Although quoted companies already have to disclose details of the various categories of award making up each director’s pay package, it may be difficult to convert this information into a single figure showing the director’s total pay as the figures within some categories may well be contingent.

In general terms, the proposals also emphasise the increased importance the Government places on disclosure of the relationship between executive pay and company strategy, and between executive pay and the performance of the company. In order to address questions about conflicts of interest in the pay-setting process, the Government will also, for the first time, require greater transparency regarding the appointment, role and pay levels of remuneration consultants.  

Greater shareholder involvement

The Government plans to give shareholders new powers to hold the board to account and, in a forthcoming consultation process, will consider whether shareholders should have a binding vote on:

  • future executive pay policy;
  • directors’ notice periods where these are in excess of one year; and
  • exit payments for directors where these exceed one year’s salary.

Shareholders will continue to have an advisory vote on how the agreed policy has been implemented although the Government will consider applying additional sanctions in cases of significant shareholder dissent.

The consultation will also consider whether to increase from 50% to 75% the threshold of shareholder support required to approve pay proposals.  

Reform of remuneration committees

In a further move designed to avert conflicts of interest, the Government will ask the Financial Reporting Council (‘FRC’) to revise the UK Corporate Governance Code (‘the Code’) to prevent serving executives sitting on the remuneration committees of other large companies.

The Government has rejected calls to require companies to appoint employee representatives to remuneration committees but is keen that the membership of remuneration committees is broadened to include, for example, academics and public servants.

Best practice: the role of business and investor groups

The Government will encourage business and investor groups to agree, and promote, principles of best practice for setting and agreeing executive pay.  

Other FRC corporate governance initiatives

As part of the package of reform, the FRC will also:

  • consult on proposed amendments to the Code to require ‘large public companies’ to adopt claw-back mechanisms in executive remuneration arrangements; and
  • revise the Stewardship Code to incentivise shareholders to use the new powers that will be available to them.

New High Pay Centre

To help with the Government initiative, a new independent think-tank, the High Pay Centre, has been launched.
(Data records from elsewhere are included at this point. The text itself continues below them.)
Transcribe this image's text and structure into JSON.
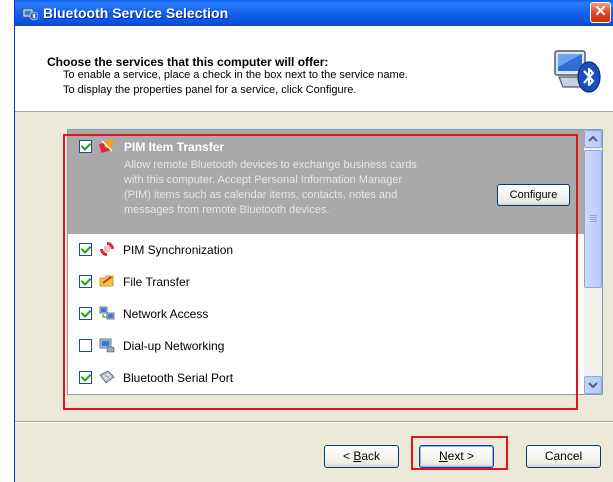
{
  "window": {
    "title": "Bluetooth Service Selection",
    "close_glyph": "✕"
  },
  "header": {
    "title": "Choose the services that this computer will offer:",
    "line1": "To enable a service, place a check in the box next to the service name.",
    "line2": "To display the properties panel for a service, click Configure.",
    "art_icon": "bluetooth-computer-icon"
  },
  "services": {
    "selected": {
      "label": "PIM Item Transfer",
      "checked": true,
      "icon": "pim-transfer-icon",
      "description": "Allow remote Bluetooth devices to exchange business cards with this computer. Accept Personal Information Manager (PIM) items such as calendar items, contacts, notes and messages from remote Bluetooth devices.",
      "configure_label": "Configure"
    },
    "items": [
      {
        "label": "PIM Synchronization",
        "checked": true,
        "icon": "pim-sync-icon"
      },
      {
        "label": "File Transfer",
        "checked": true,
        "icon": "file-transfer-icon"
      },
      {
        "label": "Network Access",
        "checked": true,
        "icon": "network-access-icon"
      },
      {
        "label": "Dial-up Networking",
        "checked": false,
        "icon": "dialup-networking-icon"
      },
      {
        "label": "Bluetooth Serial Port",
        "checked": true,
        "icon": "serial-port-icon"
      }
    ]
  },
  "buttons": {
    "back_access": "B",
    "back_rest": "ack",
    "back_prefix": "< ",
    "next_access": "N",
    "next_rest": "ext >",
    "cancel": "Cancel"
  },
  "colors": {
    "titlebar": "#0a5df2",
    "selection": "#a9a9a9",
    "highlight": "#e0141e",
    "dialog_bg": "#ece9d8"
  }
}
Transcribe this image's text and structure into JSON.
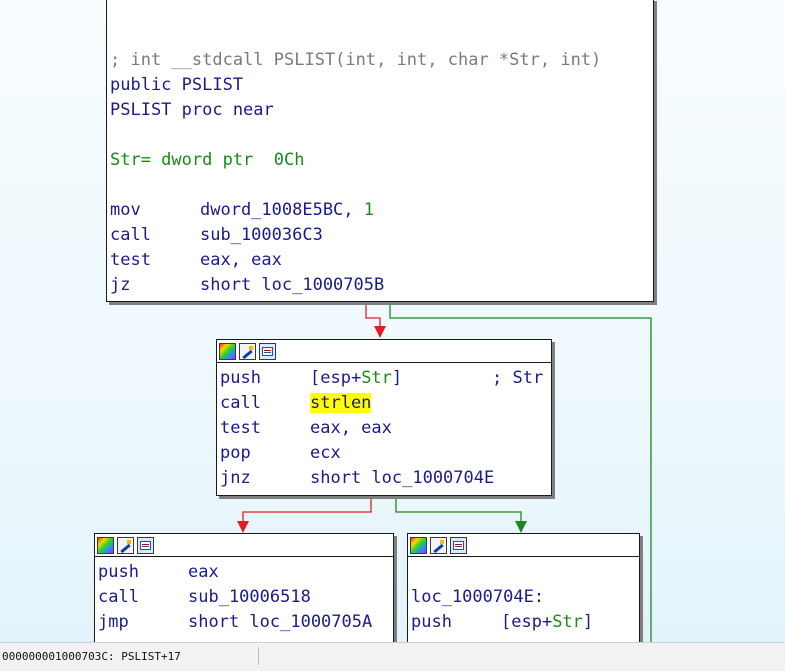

Its remit is to monitor pay at the top end of the scale and set out a roadmap for better business and economic success in the future.  

Responses to the proposals

The proposals have been broadly welcomed by investor groups and those representing business. The Government has, however, been criticised in other quarters for entrusting shareholders with the responsibility for controlling executive pay.

The next steps

Given the political and public pressures, it is likely that the new proposals will be implemented sooner rather than later. We will monitor developments and keep you up-dated.  

House of Commons: Hansard Debate for 23 January 2012 available at:

Written Ministerial Statement, 24 January 2012 available at:

Dr. Cable’s Speech on Executive Remuneration, Social Market Foundation, 24 January 2012 available at: